#### PROMPT:
Scan the data that follows and count the lines with the string "Geometry"; answer with the count alone.

[[ ENTRIES SUPPLIED, beginning ]]

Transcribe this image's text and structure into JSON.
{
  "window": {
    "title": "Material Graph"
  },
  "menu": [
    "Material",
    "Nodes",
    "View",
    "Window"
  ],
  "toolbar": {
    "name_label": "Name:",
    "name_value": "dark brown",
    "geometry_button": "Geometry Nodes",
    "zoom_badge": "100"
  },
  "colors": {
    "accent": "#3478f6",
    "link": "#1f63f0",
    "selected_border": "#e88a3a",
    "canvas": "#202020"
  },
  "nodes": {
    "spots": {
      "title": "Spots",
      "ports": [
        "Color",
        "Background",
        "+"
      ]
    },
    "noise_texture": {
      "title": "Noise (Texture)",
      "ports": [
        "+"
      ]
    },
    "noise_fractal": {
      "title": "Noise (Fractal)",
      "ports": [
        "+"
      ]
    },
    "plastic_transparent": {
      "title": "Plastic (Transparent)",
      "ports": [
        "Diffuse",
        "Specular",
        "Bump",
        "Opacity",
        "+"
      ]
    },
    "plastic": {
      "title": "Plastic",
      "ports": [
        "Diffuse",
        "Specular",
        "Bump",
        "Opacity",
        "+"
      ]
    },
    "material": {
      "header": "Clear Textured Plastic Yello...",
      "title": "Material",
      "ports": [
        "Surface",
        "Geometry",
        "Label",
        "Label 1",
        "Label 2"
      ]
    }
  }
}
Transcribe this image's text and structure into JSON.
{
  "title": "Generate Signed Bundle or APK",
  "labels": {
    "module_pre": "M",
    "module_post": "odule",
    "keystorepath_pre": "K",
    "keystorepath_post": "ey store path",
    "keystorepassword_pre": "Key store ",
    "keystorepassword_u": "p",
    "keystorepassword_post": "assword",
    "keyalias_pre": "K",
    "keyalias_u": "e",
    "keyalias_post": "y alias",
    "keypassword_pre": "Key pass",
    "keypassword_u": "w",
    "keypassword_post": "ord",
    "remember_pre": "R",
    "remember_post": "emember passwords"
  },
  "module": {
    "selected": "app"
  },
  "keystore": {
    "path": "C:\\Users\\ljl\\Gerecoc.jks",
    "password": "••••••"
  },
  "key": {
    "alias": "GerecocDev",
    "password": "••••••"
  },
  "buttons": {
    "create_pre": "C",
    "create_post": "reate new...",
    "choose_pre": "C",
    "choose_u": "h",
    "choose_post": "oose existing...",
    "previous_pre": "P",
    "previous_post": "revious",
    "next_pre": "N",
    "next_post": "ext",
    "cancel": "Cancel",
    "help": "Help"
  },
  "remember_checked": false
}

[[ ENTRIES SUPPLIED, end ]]

#### ANSWER TO THIS EXERCISE:
2